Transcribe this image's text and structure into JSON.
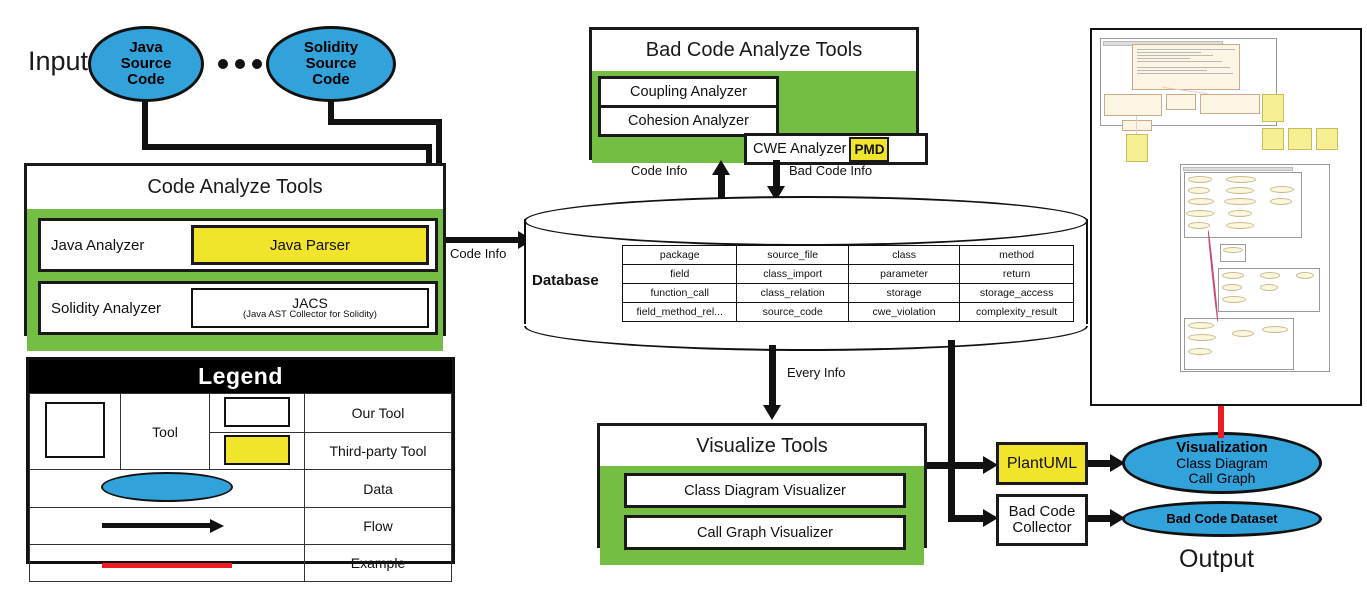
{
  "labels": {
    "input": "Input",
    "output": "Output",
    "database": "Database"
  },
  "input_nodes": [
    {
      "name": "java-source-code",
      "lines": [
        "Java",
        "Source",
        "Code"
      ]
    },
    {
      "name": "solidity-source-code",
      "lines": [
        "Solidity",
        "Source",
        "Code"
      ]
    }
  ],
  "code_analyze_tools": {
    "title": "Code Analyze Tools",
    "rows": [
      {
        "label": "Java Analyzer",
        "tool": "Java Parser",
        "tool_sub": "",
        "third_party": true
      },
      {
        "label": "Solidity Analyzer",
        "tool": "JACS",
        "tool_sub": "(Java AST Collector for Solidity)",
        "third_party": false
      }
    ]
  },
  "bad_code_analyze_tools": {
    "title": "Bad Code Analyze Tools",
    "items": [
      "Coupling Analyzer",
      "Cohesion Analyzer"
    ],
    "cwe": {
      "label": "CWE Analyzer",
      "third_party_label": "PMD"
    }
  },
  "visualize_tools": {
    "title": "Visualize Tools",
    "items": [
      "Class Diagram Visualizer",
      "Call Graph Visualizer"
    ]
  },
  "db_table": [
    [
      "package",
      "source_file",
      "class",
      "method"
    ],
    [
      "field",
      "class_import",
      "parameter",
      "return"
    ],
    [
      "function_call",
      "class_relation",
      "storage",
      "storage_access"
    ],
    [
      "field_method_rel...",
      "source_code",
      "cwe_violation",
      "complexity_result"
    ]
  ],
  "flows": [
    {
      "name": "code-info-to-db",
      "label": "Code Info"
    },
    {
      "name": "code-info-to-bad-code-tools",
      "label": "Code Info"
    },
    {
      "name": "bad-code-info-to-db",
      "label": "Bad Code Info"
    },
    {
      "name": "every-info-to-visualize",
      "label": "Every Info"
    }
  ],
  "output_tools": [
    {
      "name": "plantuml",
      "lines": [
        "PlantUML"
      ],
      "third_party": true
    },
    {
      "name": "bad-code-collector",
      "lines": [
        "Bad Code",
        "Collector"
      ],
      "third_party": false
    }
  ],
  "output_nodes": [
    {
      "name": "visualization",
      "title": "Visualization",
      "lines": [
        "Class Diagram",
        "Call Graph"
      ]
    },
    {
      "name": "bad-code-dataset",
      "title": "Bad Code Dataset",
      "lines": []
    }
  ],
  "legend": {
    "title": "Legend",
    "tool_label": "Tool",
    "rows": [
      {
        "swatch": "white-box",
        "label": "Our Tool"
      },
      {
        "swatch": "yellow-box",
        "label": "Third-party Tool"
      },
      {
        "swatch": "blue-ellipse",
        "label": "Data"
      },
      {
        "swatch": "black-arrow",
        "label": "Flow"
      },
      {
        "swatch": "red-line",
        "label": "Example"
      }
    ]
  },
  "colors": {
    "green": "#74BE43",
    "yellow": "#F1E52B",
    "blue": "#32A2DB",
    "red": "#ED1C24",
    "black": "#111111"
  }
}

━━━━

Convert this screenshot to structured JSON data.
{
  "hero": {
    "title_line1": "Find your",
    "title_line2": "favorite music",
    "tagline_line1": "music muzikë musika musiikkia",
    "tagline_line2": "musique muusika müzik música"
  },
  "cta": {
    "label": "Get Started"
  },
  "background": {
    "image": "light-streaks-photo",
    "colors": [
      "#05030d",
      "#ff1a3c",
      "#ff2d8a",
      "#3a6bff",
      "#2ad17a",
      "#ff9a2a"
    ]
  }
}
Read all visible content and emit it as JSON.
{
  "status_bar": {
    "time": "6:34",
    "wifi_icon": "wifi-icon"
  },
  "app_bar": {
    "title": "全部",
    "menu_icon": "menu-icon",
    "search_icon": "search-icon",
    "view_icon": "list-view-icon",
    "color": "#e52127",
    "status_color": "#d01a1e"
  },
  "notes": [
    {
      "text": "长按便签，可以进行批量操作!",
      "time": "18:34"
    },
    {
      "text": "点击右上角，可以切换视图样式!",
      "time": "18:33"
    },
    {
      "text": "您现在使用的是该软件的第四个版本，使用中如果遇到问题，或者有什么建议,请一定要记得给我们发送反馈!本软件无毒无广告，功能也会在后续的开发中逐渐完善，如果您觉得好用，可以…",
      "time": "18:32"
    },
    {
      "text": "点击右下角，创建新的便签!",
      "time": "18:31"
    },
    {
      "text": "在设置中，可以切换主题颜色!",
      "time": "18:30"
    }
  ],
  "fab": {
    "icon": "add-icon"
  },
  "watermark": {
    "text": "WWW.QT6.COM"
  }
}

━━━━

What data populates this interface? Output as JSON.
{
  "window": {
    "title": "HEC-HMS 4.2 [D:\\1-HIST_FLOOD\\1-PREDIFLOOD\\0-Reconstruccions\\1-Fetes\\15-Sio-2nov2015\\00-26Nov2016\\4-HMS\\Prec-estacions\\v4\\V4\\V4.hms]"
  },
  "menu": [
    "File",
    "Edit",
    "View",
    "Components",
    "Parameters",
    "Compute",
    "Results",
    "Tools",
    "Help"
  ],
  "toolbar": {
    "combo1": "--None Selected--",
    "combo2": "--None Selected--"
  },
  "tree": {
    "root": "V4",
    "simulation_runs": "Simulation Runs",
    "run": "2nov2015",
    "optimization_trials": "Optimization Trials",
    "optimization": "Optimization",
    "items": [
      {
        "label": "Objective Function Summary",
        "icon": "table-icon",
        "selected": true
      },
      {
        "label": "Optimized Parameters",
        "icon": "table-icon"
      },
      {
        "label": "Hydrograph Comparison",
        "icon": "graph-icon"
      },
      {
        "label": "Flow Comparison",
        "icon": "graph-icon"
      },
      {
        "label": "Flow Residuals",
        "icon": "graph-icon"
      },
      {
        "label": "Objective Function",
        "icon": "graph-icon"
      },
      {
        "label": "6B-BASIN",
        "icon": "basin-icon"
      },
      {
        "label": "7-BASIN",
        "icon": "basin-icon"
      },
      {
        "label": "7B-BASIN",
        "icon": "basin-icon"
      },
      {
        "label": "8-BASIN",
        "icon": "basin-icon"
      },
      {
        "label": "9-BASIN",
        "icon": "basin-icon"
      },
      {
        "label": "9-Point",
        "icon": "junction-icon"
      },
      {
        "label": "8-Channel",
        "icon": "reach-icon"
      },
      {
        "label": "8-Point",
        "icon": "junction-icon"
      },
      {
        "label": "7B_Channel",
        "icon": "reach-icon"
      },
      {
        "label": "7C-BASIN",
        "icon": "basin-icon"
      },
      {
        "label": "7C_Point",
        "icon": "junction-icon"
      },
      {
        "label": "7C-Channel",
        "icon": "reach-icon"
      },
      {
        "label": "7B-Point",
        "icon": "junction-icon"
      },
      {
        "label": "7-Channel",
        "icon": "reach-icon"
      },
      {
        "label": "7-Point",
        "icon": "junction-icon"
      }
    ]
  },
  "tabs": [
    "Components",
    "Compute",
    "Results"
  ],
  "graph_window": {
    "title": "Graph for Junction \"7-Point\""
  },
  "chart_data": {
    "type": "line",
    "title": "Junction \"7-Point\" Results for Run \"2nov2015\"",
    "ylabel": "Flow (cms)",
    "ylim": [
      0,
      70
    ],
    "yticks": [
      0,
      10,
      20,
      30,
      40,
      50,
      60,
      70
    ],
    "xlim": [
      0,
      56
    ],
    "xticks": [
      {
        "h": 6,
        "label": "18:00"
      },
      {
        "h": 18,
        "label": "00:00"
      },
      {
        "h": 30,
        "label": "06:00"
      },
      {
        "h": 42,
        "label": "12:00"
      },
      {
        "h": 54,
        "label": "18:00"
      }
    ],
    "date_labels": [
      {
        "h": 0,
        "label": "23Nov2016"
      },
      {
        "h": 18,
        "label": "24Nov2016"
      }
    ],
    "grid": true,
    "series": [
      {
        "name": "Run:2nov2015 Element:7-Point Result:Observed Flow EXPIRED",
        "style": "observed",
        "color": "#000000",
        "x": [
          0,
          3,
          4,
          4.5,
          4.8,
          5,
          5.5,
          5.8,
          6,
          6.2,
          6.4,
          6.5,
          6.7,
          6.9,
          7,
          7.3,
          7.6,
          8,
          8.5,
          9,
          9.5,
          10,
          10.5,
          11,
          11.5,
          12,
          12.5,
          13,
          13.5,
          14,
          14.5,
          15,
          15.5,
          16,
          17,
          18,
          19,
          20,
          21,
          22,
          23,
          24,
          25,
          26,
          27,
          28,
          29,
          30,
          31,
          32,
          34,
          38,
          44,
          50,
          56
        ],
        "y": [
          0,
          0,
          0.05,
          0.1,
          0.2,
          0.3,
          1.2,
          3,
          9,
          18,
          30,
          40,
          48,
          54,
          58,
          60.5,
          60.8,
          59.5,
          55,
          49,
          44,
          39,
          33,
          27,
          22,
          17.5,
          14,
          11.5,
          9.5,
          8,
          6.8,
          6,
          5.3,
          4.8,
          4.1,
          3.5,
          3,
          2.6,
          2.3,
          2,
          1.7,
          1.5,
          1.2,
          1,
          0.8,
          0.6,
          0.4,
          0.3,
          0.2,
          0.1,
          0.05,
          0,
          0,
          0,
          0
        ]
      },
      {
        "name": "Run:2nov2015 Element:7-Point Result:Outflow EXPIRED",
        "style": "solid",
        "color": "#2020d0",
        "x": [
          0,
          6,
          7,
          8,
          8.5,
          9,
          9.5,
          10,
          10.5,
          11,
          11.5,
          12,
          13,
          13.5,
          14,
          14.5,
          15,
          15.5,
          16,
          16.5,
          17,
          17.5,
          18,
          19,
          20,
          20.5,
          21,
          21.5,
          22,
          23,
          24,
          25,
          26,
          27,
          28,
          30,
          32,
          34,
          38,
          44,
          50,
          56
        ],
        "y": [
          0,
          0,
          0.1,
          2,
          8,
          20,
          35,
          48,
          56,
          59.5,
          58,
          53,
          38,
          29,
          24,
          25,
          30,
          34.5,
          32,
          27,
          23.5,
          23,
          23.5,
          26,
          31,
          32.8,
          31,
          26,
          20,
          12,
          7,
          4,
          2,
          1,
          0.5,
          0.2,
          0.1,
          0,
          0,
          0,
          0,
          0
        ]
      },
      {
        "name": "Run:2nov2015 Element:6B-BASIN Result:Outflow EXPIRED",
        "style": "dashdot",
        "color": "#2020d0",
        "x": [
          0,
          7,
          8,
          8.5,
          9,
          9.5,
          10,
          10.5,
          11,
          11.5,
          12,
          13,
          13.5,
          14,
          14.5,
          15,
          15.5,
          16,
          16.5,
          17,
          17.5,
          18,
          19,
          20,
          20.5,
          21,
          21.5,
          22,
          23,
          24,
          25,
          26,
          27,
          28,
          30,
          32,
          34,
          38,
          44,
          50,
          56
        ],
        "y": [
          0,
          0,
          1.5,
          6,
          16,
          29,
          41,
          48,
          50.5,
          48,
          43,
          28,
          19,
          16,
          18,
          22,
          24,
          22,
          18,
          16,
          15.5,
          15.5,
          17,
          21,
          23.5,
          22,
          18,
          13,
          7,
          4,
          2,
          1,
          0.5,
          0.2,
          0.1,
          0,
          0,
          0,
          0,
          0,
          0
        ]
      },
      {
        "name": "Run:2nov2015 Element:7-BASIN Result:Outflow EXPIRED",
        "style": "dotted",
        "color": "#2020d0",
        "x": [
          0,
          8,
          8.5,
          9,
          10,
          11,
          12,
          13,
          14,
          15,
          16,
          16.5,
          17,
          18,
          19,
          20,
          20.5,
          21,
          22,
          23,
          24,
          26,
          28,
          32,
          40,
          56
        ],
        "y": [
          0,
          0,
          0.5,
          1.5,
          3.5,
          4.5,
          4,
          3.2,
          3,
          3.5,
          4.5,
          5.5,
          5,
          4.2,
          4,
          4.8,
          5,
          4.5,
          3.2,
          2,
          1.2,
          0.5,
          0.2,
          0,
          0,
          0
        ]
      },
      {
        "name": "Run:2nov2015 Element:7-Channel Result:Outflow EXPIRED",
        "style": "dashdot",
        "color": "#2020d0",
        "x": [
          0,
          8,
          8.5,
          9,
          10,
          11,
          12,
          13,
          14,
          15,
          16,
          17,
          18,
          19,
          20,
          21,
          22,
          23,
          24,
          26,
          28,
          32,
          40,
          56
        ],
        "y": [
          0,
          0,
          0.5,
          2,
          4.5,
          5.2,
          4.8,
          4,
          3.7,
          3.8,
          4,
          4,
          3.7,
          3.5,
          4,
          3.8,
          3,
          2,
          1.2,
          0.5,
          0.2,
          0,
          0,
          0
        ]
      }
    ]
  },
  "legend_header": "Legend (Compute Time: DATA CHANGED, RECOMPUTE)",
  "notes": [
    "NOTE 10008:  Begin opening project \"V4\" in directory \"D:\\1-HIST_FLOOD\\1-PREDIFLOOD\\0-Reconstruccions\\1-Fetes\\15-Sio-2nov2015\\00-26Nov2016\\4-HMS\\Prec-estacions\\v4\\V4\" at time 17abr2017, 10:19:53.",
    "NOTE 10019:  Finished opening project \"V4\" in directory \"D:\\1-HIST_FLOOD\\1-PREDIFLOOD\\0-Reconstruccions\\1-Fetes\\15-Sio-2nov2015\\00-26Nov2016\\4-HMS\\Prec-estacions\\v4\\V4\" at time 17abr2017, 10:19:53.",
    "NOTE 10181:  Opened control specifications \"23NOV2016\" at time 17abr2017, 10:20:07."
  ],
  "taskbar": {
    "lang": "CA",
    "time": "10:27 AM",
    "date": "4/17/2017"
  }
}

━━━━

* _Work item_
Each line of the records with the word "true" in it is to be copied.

* _Completed exercise_
        "third_party": true
      "third_party": true
        "selected": true
    "grid": true,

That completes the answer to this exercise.